Kim Shek


As I returned to the world of music, the shadow of retirement and illness haunts me no more.

At the age of 55, I almost lost my life to a cardiovascular disease. When I left the ICU, I felt like stepping out of hell. Since then, I was forced to retire from being a restaurant owner and spent most of my time resting at home.


During the first two years of retirement, my health condition was less than ideal, I could only rest at home. I was depressed for not being able to do anything. One day when I was cleaning the house, I accidentally found the guitar that was put away for over 30 years. It seems to be a call for me, returning to the world of music that release me from the shadow of retirement and illness. Because of music, I met friends from different places; I became a volunteer to help the needed; I shared music with people, kept them and myself entertained. Later I joined E Major Ensemble as a percussionist, and had my first taste performing on stage. My retirement life has become colorful and meaningful.

Looking back at the six years since diagnosing with heart disease, all long it seemed to be coincidences after coincidences, yet essentially connected to each other. At first, I bought some textbooks, trying to learn playing the guitar on my own. My daughter teased how unfitting the guitar and I were to each other, that we sing our own melody. My daughter's tease inspired me to switch back to my primary school days favorite: the harmonica. Later I joined the percussion class organized by a community body and became acquainted to many volunteers. This provided me opportunities to perform with those suffer from Down Syndromes and to tutor Parkinson’s patients the harmonica. From there on, music is no longer merely self-entertain, but spread of joy.


Music is becoming increasingly more important in my retired life, so are the happiness and touching moments that come along.
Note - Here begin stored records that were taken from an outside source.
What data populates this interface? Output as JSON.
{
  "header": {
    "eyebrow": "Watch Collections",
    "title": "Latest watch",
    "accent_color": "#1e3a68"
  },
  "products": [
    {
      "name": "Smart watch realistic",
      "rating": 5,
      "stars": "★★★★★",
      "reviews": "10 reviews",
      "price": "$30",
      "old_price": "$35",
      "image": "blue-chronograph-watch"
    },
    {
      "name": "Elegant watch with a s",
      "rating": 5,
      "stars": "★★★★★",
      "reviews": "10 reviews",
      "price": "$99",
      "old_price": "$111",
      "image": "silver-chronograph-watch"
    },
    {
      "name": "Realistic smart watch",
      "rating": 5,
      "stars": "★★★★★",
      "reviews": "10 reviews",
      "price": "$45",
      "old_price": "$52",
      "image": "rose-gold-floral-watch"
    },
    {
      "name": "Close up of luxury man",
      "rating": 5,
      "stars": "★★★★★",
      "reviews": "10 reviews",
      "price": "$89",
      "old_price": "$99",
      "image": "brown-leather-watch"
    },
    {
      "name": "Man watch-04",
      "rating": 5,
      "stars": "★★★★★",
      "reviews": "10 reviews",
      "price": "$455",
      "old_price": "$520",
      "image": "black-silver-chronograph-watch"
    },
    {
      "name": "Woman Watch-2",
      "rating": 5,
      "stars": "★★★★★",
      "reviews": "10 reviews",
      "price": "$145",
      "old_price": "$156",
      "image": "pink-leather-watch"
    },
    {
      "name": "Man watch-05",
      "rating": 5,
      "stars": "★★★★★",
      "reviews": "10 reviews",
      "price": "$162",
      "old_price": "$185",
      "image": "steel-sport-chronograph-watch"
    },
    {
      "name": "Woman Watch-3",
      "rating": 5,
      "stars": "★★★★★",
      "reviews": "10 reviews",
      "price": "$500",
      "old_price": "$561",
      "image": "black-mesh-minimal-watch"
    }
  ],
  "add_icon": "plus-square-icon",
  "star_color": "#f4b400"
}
Among them, I am most impressed and moved by the perseverance of the Parkinson’s harmonica team. 

Their founder, Dr. Chan had become so ill and had to live on the machines. Yet this did not scare or discourage the team members. Contrarily, they faced their life with braveness and persistence. Despite their poor physical conditions, they never gave up practicing, in the hope to pass on their passion towards harmonica and life within the team. They never gave up on their pursuit in music, and it motivated me to carry on with mine.
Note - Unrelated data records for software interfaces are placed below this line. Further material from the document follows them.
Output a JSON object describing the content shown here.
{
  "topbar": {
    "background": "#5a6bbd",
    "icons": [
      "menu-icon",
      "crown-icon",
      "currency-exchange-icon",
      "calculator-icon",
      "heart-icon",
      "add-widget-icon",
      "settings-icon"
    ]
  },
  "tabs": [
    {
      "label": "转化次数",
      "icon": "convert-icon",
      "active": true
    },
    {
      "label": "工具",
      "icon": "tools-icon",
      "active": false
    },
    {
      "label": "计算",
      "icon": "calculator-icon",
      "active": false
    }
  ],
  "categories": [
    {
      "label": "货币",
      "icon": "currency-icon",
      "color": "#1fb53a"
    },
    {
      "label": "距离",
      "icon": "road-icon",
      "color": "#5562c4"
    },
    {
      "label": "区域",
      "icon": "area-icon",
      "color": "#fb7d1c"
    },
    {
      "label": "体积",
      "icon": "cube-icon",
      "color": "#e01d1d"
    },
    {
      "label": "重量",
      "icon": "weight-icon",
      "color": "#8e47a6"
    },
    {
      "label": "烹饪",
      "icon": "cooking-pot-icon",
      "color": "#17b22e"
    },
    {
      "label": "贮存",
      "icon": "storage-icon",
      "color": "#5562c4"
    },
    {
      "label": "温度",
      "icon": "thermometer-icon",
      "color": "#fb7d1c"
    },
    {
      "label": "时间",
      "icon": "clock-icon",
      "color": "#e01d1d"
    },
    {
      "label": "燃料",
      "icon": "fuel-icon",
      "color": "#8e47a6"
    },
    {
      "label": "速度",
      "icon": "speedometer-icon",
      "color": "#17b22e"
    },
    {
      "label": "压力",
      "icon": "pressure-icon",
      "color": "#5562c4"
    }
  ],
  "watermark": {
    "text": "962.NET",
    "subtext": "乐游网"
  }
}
Apart from serving the community with music, I took a step further and auditioned for E Major Ensemble’s percussionist. In the ensemble I met many friends who shared the same passion and vision in music with me. We play music together, have fun together and support each other along the way. In times when we are tired and hopeless, we become each other’s motivation to hang on. We are not restrained to our age or ability. Together we are able to breakthrough our limitations and enjoy the satisfactions that follow.
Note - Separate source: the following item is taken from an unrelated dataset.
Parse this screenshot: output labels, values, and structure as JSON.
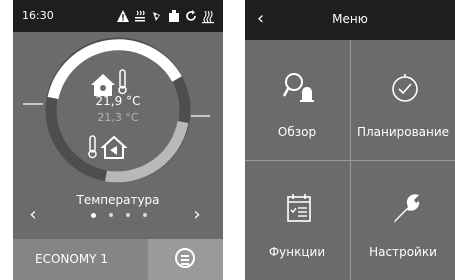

I have been a member of the E Major Ensemble for over a year. One other thing that I am very grateful, is to have met a patient conductor. He listens very carefully to every section in each rehearsal, and points out parts to us that have to work harder on. Thanks to his guidance, I am able to improve. Moved by his time and effort put in the orchestra, I hope to do my best as a percussionist. In the coming performance, one of the song on the E Major Ensemble's performing list is Little Sun, which a children choir will sing along. I am looking forward to this cross-age collaboration.


Through music, I am no longer depressed despite my illness; through sharing music, I help those who suffer the same path as I did; through the resonance of music, I am warmed by the power of helping others and self-help, my life is once again energized.